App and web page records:
┄┄┄┄┄┄

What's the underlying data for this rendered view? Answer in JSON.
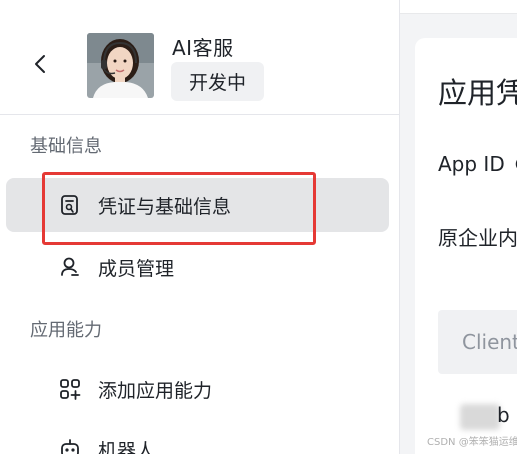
{
  "header": {
    "app_name": "AI客服",
    "status": "开发中"
  },
  "sidebar": {
    "sections": [
      {
        "title": "基础信息",
        "items": [
          {
            "label": "凭证与基础信息",
            "icon": "credential-icon",
            "active": true
          },
          {
            "label": "成员管理",
            "icon": "member-icon",
            "active": false
          }
        ]
      },
      {
        "title": "应用能力",
        "items": [
          {
            "label": "添加应用能力",
            "icon": "add-capability-icon",
            "active": false
          },
          {
            "label": "机器人",
            "icon": "robot-icon",
            "active": false
          }
        ]
      }
    ]
  },
  "main": {
    "title": "应用凭",
    "fields": {
      "app_id_label": "App ID",
      "enterprise_label": "原企业内",
      "client_label": "Client"
    },
    "partial_text": "b"
  },
  "watermark": "CSDN @笨笨猫运维",
  "colors": {
    "active_bg": "#e4e5e7",
    "highlight_border": "#e53935",
    "muted_text": "#646a73"
  }
}
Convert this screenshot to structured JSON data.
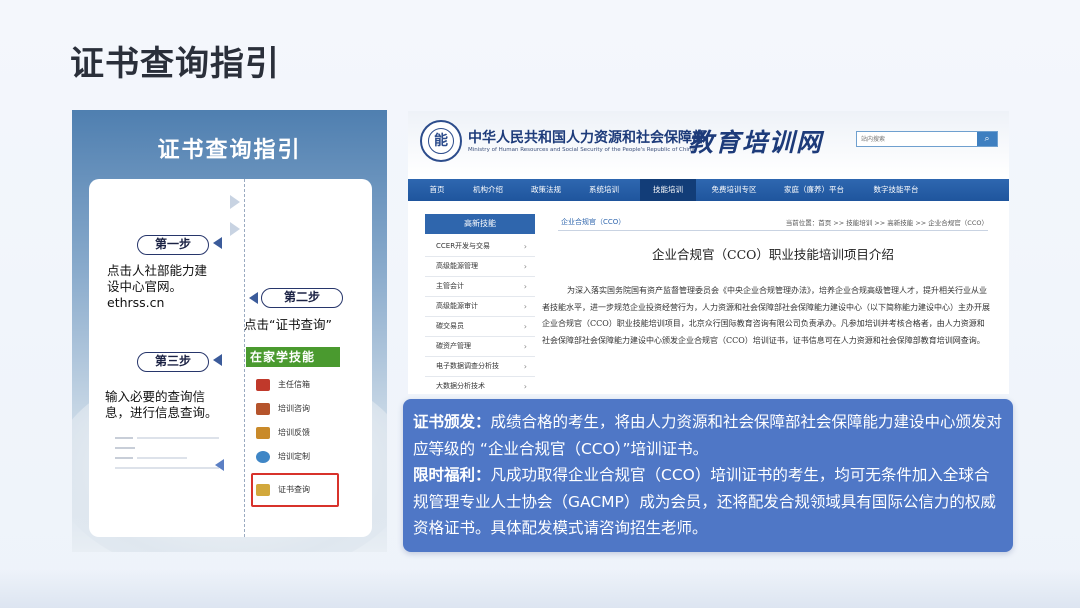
{
  "slide": {
    "title": "证书查询指引"
  },
  "left": {
    "panel_title": "证书查询指引",
    "steps": [
      {
        "label": "第一步",
        "text": [
          "点击人社部能力建",
          "设中心官网。",
          "ethrss.cn"
        ]
      },
      {
        "label": "第二步",
        "text": [
          "点击“证书查询”"
        ]
      },
      {
        "label": "第三步",
        "text": [
          "输入必要的查询信",
          "息，进行信息查询。"
        ]
      }
    ],
    "mini_site": {
      "banner": "在家学技能",
      "items": [
        {
          "label": "主任信箱",
          "icon": "mailbox-icon",
          "color": "#c0392b"
        },
        {
          "label": "培训咨询",
          "icon": "consult-icon",
          "color": "#b5542c"
        },
        {
          "label": "培训反馈",
          "icon": "feedback-icon",
          "color": "#c98a2a"
        },
        {
          "label": "培训定制",
          "icon": "globe-icon",
          "color": "#3f86c6"
        },
        {
          "label": "证书查询",
          "icon": "certificate-icon",
          "color": "#d2a83c"
        }
      ]
    }
  },
  "site": {
    "ministry_cn": "中华人民共和国人力资源和社会保障部",
    "ministry_en": "Ministry of Human Resources and Social Security of the People's Republic of China",
    "logo_text": "教育培训网",
    "search_placeholder": "站内搜索",
    "nav": [
      "首页",
      "机构介绍",
      "政策法规",
      "系统培训",
      "技能培训",
      "免费培训专区",
      "家庭（廉养）平台",
      "数字技能平台"
    ],
    "nav_active": "技能培训",
    "sidebar_title": "高新技能",
    "sidebar": [
      "CCER开发与交易",
      "高级能源管理",
      "主管会计",
      "高级能源审计",
      "碳交易员",
      "碳资产管理",
      "电子数据调查分析技",
      "大数据分析技术"
    ],
    "breadcrumb_category": "企业合规官（CCO）",
    "breadcrumb_path": "当前位置：首页 >> 技能培训 >> 高新技能 >> 企业合规官（CCO）",
    "article_title": "企业合规官（CCO）职业技能培训项目介绍",
    "article_body": "为深入落实国务院国有资产监督管理委员会《中央企业合规管理办法》，培养企业合规高级管理人才，提升相关行业从业者技能水平，进一步规范企业投资经营行为，人力资源和社会保障部社会保障能力建设中心（以下简称能力建设中心）主办开展企业合规官（CCO）职业技能培训项目，北京众行国际教育咨询有限公司负责承办。凡参加培训并考核合格者，由人力资源和社会保障部社会保障能力建设中心颁发企业合规官（CCO）培训证书，证书信息可在人力资源和社会保障部教育培训网查询。"
  },
  "info": {
    "p1_label": "证书颁发：",
    "p1_text": "成绩合格的考生，将由人力资源和社会保障部社会保障能力建设中心颁发对应等级的 “企业合规官（CCO）”培训证书。",
    "p2_label": "限时福利：",
    "p2_text": "凡成功取得企业合规官（CCO）培训证书的考生，均可无条件加入全球合规管理专业人士协会（GACMP）成为会员，还将配发合规领域具有国际公信力的权威资格证书。具体配发模式请咨询招生老师。"
  }
}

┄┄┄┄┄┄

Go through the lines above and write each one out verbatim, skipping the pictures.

- _Answer to the exercise_
What's the underlying data for this rendered view? Answer in JSON.
{
  "header": {
    "app_name": "AI客服",
    "status": "开发中"
  },
  "sidebar": {
    "sections": [
      {
        "title": "基础信息",
        "items": [
          {
            "label": "凭证与基础信息",
            "icon": "credential-icon",
            "active": true
          },
          {
            "label": "成员管理",
            "icon": "member-icon",
            "active": false
          }
        ]
      },
      {
        "title": "应用能力",
        "items": [
          {
            "label": "添加应用能力",
            "icon": "add-capability-icon",
            "active": false
          },
          {
            "label": "机器人",
            "icon": "robot-icon",
            "active": false
          }
        ]
      }
    ]
  },
  "main": {
    "title": "应用凭",
    "fields": {
      "app_id_label": "App ID",
      "enterprise_label": "原企业内",
      "client_label": "Client"
    },
    "partial_text": "b"
  },
  "watermark": "CSDN @笨笨猫运维",
  "colors": {
    "active_bg": "#e4e5e7",
    "highlight_border": "#e53935",
    "muted_text": "#646a73"
  }
}
Convert this screenshot to structured JSON data.
{
  "slide": {
    "title": "证书查询指引"
  },
  "left": {
    "panel_title": "证书查询指引",
    "steps": [
      {
        "label": "第一步",
        "text": [
          "点击人社部能力建",
          "设中心官网。",
          "ethrss.cn"
        ]
      },
      {
        "label": "第二步",
        "text": [
          "点击“证书查询”"
        ]
      },
      {
        "label": "第三步",
        "text": [
          "输入必要的查询信",
          "息，进行信息查询。"
        ]
      }
    ],
    "mini_site": {
      "banner": "在家学技能",
      "items": [
        {
          "label": "主任信箱",
          "icon": "mailbox-icon",
          "color": "#c0392b"
        },
        {
          "label": "培训咨询",
          "icon": "consult-icon",
          "color": "#b5542c"
        },
        {
          "label": "培训反馈",
          "icon": "feedback-icon",
          "color": "#c98a2a"
        },
        {
          "label": "培训定制",
          "icon": "globe-icon",
          "color": "#3f86c6"
        },
        {
          "label": "证书查询",
          "icon": "certificate-icon",
          "color": "#d2a83c"
        }
      ]
    }
  },
  "site": {
    "ministry_cn": "中华人民共和国人力资源和社会保障部",
    "ministry_en": "Ministry of Human Resources and Social Security of the People's Republic of China",
    "logo_text": "教育培训网",
    "search_placeholder": "站内搜索",
    "nav": [
      "首页",
      "机构介绍",
      "政策法规",
      "系统培训",
      "技能培训",
      "免费培训专区",
      "家庭（廉养）平台",
      "数字技能平台"
    ],
    "nav_active": "技能培训",
    "sidebar_title": "高新技能",
    "sidebar": [
      "CCER开发与交易",
      "高级能源管理",
      "主管会计",
      "高级能源审计",
      "碳交易员",
      "碳资产管理",
      "电子数据调查分析技",
      "大数据分析技术"
    ],
    "breadcrumb_category": "企业合规官（CCO）",
    "breadcrumb_path": "当前位置：首页 >> 技能培训 >> 高新技能 >> 企业合规官（CCO）",
    "article_title": "企业合规官（CCO）职业技能培训项目介绍",
    "article_body": "为深入落实国务院国有资产监督管理委员会《中央企业合规管理办法》，培养企业合规高级管理人才，提升相关行业从业者技能水平，进一步规范企业投资经营行为，人力资源和社会保障部社会保障能力建设中心（以下简称能力建设中心）主办开展企业合规官（CCO）职业技能培训项目，北京众行国际教育咨询有限公司负责承办。凡参加培训并考核合格者，由人力资源和社会保障部社会保障能力建设中心颁发企业合规官（CCO）培训证书，证书信息可在人力资源和社会保障部教育培训网查询。"
  },
  "info": {
    "p1_label": "证书颁发：",
    "p1_text": "成绩合格的考生，将由人力资源和社会保障部社会保障能力建设中心颁发对应等级的 “企业合规官（CCO）”培训证书。",
    "p2_label": "限时福利：",
    "p2_text": "凡成功取得企业合规官（CCO）培训证书的考生，均可无条件加入全球合规管理专业人士协会（GACMP）成为会员，还将配发合规领域具有国际公信力的权威资格证书。具体配发模式请咨询招生老师。"
  }
}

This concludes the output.